[Component data from apps and pages]
+++
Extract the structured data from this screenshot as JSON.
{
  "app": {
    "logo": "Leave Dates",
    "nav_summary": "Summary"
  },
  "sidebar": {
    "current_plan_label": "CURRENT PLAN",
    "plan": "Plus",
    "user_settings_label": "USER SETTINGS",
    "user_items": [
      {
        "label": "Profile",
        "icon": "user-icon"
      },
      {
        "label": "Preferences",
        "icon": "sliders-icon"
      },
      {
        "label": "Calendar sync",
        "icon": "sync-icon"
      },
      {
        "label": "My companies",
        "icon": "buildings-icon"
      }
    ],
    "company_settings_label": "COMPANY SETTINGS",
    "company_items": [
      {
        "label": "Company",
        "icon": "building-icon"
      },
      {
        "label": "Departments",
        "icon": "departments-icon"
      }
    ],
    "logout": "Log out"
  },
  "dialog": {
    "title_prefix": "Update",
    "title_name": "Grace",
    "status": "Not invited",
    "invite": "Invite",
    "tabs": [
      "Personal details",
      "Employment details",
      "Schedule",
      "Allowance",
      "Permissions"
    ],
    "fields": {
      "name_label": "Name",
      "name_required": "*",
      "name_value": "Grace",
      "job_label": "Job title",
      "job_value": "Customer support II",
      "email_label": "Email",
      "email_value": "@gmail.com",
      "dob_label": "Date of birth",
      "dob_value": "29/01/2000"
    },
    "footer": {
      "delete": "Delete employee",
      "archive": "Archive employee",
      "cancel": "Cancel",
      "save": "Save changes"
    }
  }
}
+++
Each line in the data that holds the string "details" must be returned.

● **RESULT BELOW**
      "Personal details",
      "Employment details",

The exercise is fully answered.